_MATERIAL SUPPLIED:_
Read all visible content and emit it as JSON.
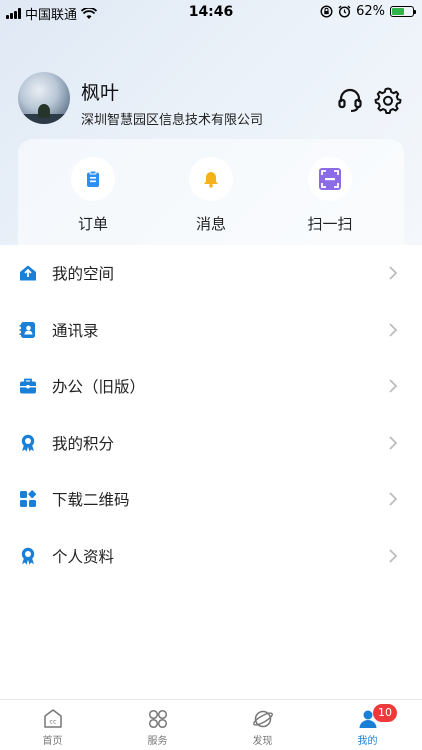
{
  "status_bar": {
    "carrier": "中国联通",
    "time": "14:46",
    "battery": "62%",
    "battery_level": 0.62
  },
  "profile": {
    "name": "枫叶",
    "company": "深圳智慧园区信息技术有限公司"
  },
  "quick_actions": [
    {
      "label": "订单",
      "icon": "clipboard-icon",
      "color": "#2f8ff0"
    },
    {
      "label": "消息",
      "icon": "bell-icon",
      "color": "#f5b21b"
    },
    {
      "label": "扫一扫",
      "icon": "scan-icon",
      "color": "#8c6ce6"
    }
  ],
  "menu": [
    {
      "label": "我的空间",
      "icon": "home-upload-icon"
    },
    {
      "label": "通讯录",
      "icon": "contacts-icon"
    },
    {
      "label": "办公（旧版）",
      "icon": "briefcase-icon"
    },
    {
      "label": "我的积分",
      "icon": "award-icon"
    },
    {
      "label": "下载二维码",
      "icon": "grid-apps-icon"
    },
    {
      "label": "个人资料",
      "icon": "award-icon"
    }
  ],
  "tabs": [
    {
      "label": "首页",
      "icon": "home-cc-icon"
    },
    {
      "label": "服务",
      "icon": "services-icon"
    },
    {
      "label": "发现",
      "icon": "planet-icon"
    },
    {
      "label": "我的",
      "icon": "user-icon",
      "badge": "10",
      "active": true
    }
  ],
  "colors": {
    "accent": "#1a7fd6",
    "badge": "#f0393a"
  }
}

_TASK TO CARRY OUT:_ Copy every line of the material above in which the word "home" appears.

_WRITTEN RESPONSE:_
      "icon": "home-upload-icon"
      "icon": "home-cc-icon"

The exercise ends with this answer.